1) give the general description of the texts under comparison,
2) speak about the thematic and stylistic features of the three texts, comparing the primary one with each of the two parodies and then, hopefully,
3) arrive at certain conclusions concerning the nature of the popularity of Dan Brown's novel.
As both "The Asti Spumante Code" and "The Va Dinci Cod" are detective novels in which action is developed against a certain historical background (real or imaginative) and as both of them reproduce the stylistic features of the primary text, there is absolutely no need for us to go deeper into the history or theory of parody here -- a question that has been most thoroughly studied in a number of philological papers [2; 3; 7; 20; 21; 22; 23; 24; 25; 37; 38; etc.] -- and to explain the subtle distinction between stylization, periphrasis and parody proper [5; 6]. The authors of both secondary texts do not merely use some features of Dan Brown's style to create an independent artistic text (stylization) or to apply them to the description of reality usually shown with the help of some other linguistic means (periphrasis); the two secondary texts are definitely "about" Dan Brown's novel, they are based on it both stylistically and thematically, hence they may be treated as parodies proper [5; 6] and used within the type of confrontation we have discussed above.
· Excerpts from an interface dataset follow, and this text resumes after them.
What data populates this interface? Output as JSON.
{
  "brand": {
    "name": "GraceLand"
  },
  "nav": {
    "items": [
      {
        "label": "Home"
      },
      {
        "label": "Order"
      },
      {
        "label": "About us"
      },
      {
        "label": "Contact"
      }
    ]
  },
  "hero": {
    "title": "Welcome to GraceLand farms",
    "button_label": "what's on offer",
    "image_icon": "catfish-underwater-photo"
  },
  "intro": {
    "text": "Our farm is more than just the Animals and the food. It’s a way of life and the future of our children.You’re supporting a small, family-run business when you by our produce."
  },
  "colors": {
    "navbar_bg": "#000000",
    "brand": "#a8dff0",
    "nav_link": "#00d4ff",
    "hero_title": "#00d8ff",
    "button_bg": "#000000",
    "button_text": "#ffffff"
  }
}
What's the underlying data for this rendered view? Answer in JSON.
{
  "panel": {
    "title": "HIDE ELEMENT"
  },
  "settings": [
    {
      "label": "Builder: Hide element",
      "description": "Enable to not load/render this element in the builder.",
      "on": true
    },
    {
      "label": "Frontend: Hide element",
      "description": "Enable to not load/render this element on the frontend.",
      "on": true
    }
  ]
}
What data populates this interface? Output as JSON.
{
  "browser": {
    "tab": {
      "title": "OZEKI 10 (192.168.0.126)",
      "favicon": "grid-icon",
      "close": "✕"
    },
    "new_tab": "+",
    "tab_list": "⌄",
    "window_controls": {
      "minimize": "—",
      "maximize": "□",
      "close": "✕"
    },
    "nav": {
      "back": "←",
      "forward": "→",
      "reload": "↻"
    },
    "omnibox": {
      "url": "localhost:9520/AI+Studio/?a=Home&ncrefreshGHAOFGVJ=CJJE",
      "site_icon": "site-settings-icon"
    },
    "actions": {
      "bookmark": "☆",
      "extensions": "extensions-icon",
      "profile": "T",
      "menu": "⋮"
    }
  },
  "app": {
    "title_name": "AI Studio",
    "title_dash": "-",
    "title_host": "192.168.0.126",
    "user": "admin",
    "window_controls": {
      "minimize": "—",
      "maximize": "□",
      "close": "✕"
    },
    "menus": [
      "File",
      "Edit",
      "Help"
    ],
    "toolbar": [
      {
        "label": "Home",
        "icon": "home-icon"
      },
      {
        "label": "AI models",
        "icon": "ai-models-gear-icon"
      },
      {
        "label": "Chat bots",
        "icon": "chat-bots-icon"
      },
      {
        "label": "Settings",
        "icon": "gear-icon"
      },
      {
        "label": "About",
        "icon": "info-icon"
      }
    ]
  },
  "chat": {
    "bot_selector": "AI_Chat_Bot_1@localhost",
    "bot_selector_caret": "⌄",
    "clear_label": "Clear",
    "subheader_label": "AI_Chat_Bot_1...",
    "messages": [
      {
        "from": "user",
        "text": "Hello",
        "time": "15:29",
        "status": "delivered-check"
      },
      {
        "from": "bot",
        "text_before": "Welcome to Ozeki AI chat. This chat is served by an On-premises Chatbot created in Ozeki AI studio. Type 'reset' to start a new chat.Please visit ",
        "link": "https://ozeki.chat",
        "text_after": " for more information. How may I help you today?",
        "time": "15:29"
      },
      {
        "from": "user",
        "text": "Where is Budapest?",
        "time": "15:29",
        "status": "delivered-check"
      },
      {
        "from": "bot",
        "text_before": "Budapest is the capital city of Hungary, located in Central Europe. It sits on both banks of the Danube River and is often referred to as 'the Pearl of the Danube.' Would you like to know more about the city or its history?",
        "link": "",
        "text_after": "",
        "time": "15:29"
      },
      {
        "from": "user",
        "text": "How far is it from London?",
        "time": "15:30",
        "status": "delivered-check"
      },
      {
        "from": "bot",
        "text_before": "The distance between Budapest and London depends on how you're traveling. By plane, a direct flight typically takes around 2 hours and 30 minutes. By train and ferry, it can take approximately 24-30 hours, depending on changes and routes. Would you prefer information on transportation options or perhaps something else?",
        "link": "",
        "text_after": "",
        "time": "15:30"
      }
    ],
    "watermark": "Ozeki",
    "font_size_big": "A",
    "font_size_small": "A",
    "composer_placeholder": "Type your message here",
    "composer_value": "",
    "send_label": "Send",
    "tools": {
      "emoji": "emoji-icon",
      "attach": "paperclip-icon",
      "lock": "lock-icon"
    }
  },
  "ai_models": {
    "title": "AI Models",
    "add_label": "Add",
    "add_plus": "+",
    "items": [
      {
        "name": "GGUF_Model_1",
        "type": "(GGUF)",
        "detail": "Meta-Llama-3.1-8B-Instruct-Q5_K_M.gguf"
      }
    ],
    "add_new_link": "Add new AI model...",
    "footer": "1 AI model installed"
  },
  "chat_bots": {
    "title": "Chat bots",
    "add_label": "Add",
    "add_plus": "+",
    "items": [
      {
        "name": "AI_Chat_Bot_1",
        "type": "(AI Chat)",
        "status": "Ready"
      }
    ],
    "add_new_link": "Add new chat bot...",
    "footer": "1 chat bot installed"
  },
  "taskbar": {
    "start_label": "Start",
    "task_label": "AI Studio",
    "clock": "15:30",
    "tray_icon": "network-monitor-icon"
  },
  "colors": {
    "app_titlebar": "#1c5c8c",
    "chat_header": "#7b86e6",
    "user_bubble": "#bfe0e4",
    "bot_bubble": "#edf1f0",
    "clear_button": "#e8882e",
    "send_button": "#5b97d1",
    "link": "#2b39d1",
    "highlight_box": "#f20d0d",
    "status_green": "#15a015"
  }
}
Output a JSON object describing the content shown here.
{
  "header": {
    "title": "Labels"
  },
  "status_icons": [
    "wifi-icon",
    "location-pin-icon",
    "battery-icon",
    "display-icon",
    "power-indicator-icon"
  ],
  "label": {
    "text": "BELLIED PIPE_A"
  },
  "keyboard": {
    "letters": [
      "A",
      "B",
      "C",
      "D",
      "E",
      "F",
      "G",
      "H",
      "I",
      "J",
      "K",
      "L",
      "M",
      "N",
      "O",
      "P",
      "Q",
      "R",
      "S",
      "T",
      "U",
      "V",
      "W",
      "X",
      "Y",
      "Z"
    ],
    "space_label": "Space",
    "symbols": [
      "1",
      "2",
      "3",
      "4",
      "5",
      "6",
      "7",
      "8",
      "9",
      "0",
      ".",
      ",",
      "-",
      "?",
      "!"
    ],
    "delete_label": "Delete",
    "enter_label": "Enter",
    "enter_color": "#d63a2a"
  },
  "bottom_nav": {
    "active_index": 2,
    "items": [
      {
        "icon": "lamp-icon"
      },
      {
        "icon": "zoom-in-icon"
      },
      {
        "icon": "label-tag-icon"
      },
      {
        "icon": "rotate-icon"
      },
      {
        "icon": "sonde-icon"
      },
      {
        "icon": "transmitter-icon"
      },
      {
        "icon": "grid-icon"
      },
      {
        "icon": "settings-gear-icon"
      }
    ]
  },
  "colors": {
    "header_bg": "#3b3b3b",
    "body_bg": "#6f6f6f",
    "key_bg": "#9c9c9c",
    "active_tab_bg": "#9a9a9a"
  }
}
The book, very naturally, is meant for all those interested in matters of style and parody in general, and in Dan Brown's novel and the parodies of it in particular, but apart from this it will hopefully have a more specific application. Students of stylistics are too often provided with manuals giving them ample theoretical information and a relatively meagre practical demonstration of how the theoretical postulates may be used in the analysis of concrete texts. In the present manual we deliberately tried to reduce as far as possible the volume of theory offered and further on to turn entirely to the analysis of protracted literary works. We hope that the present paper will not be completely useless to the students of English who want to master the elements of stylistically and thematically (linguopoetically) oriented research.
Lipgart Andrej Aleksandrovich
Doktor filologicheskikh nauk, professor kafedri anglijskogo yazikoznaniya filologicheskogo fakul'teta MGU imeni M. V. Lomonosova. Avtor bolee 100 pechatnikh rabot po problemam yazikovedcheskoj teorii, funktsional'noj stilistiki, lingvopoetiki, prepodavaniya inostrannikh yazikov, istorii anglijskogo yazika i literaturi. Sredi nikh: «Lingvopoeticheskoe sopostavlenie: teoriya i metod», «Metodi lingvopoeticheskogo issledovaniya», «Osnovi lingvopoetiki» (M.: URSS), «Parody and Style» (M.: URSS), «Ol'ga Sergeevna Akhmanova: Ocherk zhizni i nauchnogo tvorchestva» (M.: URSS).
Andrey Alexandrovich LIPGART
Doctor of Philology (1996), Professor of the Department of English Linguistics, Philological Faculty, Moscow State Lomonosov University (1998).
The author of over 90 papers on the general theory of linguistics, on functional stylistics, linguopoetics and foreign language teaching: «Linguopoetic Confrontation: Theory and Method» (1994), «Methods of Linguo-poetic Investigation» (1997), «The Foundations of Linguopoetics» (URSS, 2006). Among his recently published papers the more significant ones are those devoted to studying Shakespeare's creative work (the articles «Concerning the Interpretation of Shakespeare's Sonnets» (2004), «“The Shakespeare Problem”, the Shakespeare Canon and the Style of Shakespeare» (2005) and others).